> **Task goal**: The listing below should be printed exactly, every line of it. Skip the pictures.

*** Dataset excerpts Section Begins ***

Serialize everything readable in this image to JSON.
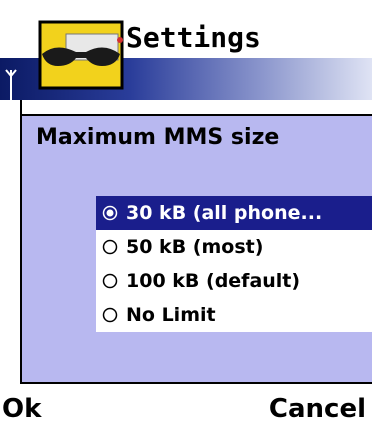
{
  "header": {
    "title": "Settings",
    "app_icon": "sunglasses-icon",
    "signal_icon": "signal-antenna-icon"
  },
  "dialog": {
    "heading": "Maximum MMS size",
    "options": [
      {
        "label": "30 kB (all phone...",
        "selected": true
      },
      {
        "label": "50 kB (most)",
        "selected": false
      },
      {
        "label": "100 kB (default)",
        "selected": false
      },
      {
        "label": "No Limit",
        "selected": false
      }
    ]
  },
  "softkeys": {
    "left": "Ok",
    "right": "Cancel"
  },
  "colors": {
    "dialog_bg": "#b8b8f0",
    "selection_bg": "#1a1e8c",
    "header_gradient_dark": "#0b1a64",
    "header_gradient_light": "#dfe3f4",
    "icon_yellow": "#f2d21c"
  }
}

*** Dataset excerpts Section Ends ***

> **Exercise result**:
Serialize everything readable in this image to JSON.
{
  "header": {
    "title": "Settings",
    "app_icon": "sunglasses-icon",
    "signal_icon": "signal-antenna-icon"
  },
  "dialog": {
    "heading": "Maximum MMS size",
    "options": [
      {
        "label": "30 kB (all phone...",
        "selected": true
      },
      {
        "label": "50 kB (most)",
        "selected": false
      },
      {
        "label": "100 kB (default)",
        "selected": false
      },
      {
        "label": "No Limit",
        "selected": false
      }
    ]
  },
  "softkeys": {
    "left": "Ok",
    "right": "Cancel"
  },
  "colors": {
    "dialog_bg": "#b8b8f0",
    "selection_bg": "#1a1e8c",
    "header_gradient_dark": "#0b1a64",
    "header_gradient_light": "#dfe3f4",
    "icon_yellow": "#f2d21c"
  }
}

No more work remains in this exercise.